Royal drubbing: Will Regal get killed over Obamacare?
At the risk of sounding like a lefty cliché, I love me a good boycott.
I love it when progressive groups boycott a supermarket chain over the exploitation of its produce growers. I love it when women’s groups boycott businesses that advertise on misogynist hate radio. And I even love it when fundamentalist Christians boycott Harry Potter products because they object to positive portrayals of magic.
I love it because all of those folks are using their purchasing power – both individual and collective – to signal the form they’d like their society to take. And here’s the key: They’re doing it instead of appealing to the government to simply outlaw the stuff that bothers them. That’s the real free market we hear so much about, alive and in action.
I had cause to revisit those feelings yesterday, when I saw that the Regal Cinemas chain had experienced serious losses in the first quarter of 2013. Their net income, in fact, was less than half of what it had been in the first quarter of 2012. That news seemed to arrive fairly hot on the heels of the last story I had read about the chain, which was that they had cut employees’ hours to avoid paying the health insurance mandated by Obamacare.
Now, I’m not positing a cause-and-effect relationship between the two stories: The news of Regal’s corner-cutting measure went viral after the quarter had already ended. But it’s not unrealistic to expect that, in the near future, the company’s problems might deepen as customers punish them at the box office for making their hirelings walk the plank. Just ask Darden Restaurants, which made a big stink about the allegedly onerous nature of the ACA and what it was “forcing” them to do – only to have to reverse course when the resulting public backlash hit them right in the wallet. Indeed, Regal’s Facebook page is already filled with boycott threats.
The masses, it seems, are wise to this sort of corporate terrorism. No matter how the average Joe might feel about Obamacare (or, more to the point, how misinformed he might be about it), he knows that, when a business says it has to take unfortunate measures to compensate for unfavorable conditions, it’s usually setting up a straw man for some cheap-assing it had wanted to do all along. (Particularly at a time when, it’s no secret, corporate profits are at a record high.)

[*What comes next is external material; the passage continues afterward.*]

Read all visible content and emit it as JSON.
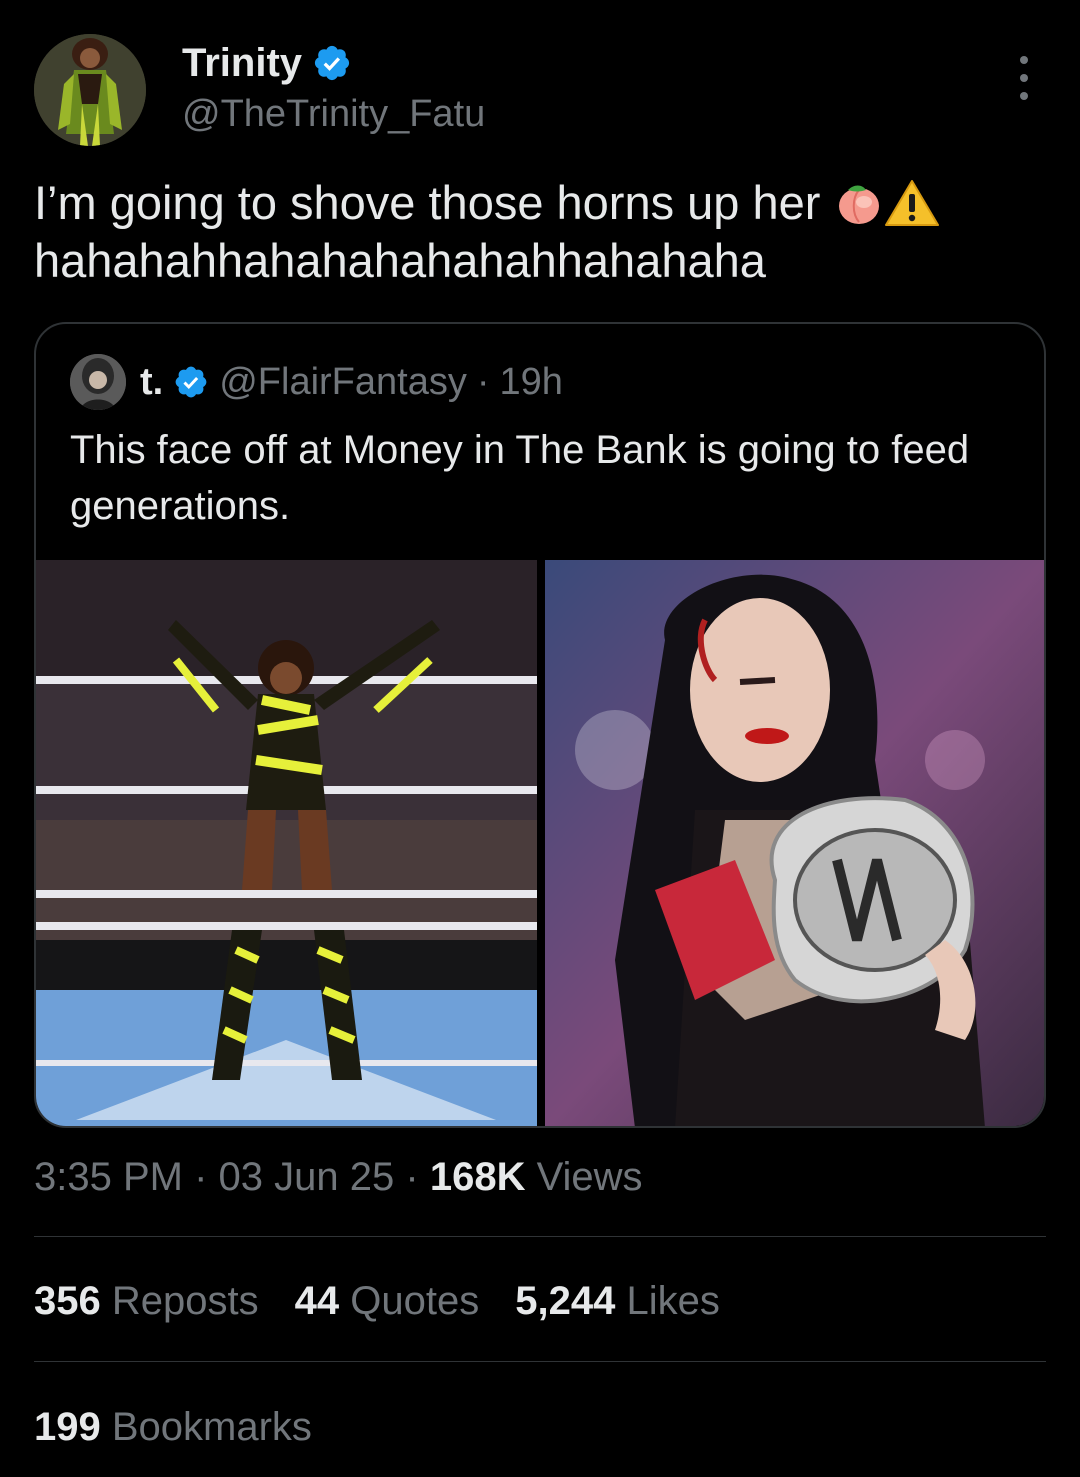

Given the extent to which the public tarred and feathered Darden, I’m surprised that Regal is even attempting a similar stunt. Then again, this is a firm that cheerily pointed out in its earnings report that it had mitigated its losses at the ticket counter by charging its remaining patrons more for snacks. Shame doesn’t seem to be a particularly important part of their M.O.
The next few months will be crucial in determining the tangibility of the anti-Regal campaign. If, after every last cent of candy-counter upcharging has been factored in, the chain’s summer take still exhibits a steeper decline than that of the competition, we’ll know that the angry masses followed through on their threat to simply enjoy their third Hangover someplace else.
Now let’s be clear: I’m not saying you, the reader, should absolutely boycott Regal until they knuckle under. (Hello, Orlando Weekly lawyers!) But IF you’d like to see them brought low –-if you’d like to see any business made to suffer for its hostage-taking impulses – there are some things you have to do.
First, you have to be public about it. Don’t just silently withhold your money. Send emails. Sign petitions. Tweet. Post. Don’t give the craven bullies of the boardroom a chance to claim that their worker-penalizing tactics are an unavoidable response to depressed income, rather than the reason for it.
Second, you have to say strong. Don’t give in and give up your dollars the minute it’s less convenient to patronize any of the competitors. Don’t rationalize away that weakness by convincing yourself that depriving any company of income is just going to hurt its employees in the long run. As the Darden example showed, businesses will pull all manner of shenanigans in order to cut costs, but will reconsider those shenanigans awfully swiftly when they’re faced with the possibility of actually having to close up shop. A corporate terrorist will gladly shoot the hostage; he will not shoot the hostage and himself.
And finally, be willing to pay more. It would be nice to think that a CEO who’s been prevented from short-changing his employees will just take the money out of his own pocket. It would also be nice to think that a gay unicorn will someday win Wimbledon. Corporations’ willingness to act as good citizens depends on our own willingness to reward them for it with our dollars. When a Papa John announces that he will “have to” raise his prices in order to treat his employees like human beings, you say, “Yes, I will gladly pay a few cents more for your crappy pseudopizza. Because those few cents matter less to me than the medical treatment your driver will need after I kneecap him for showing up late and with the wrong order.”
Yes, it’s all about community spirit. We’re all in this together, sickos, whether we’re delivering the nuclear pizza or scarfing it down; whether we’re queuing up to see Star Trek Into Darkness on opening day or listening to its closing-credit music for the 45th time while we sweep up Jujube vomit. It takes a village to care for a village.
And sometimes it takes a boycott.
(Lawyers! Love ya!)
Follow me on Twitter: @Schneider_Stv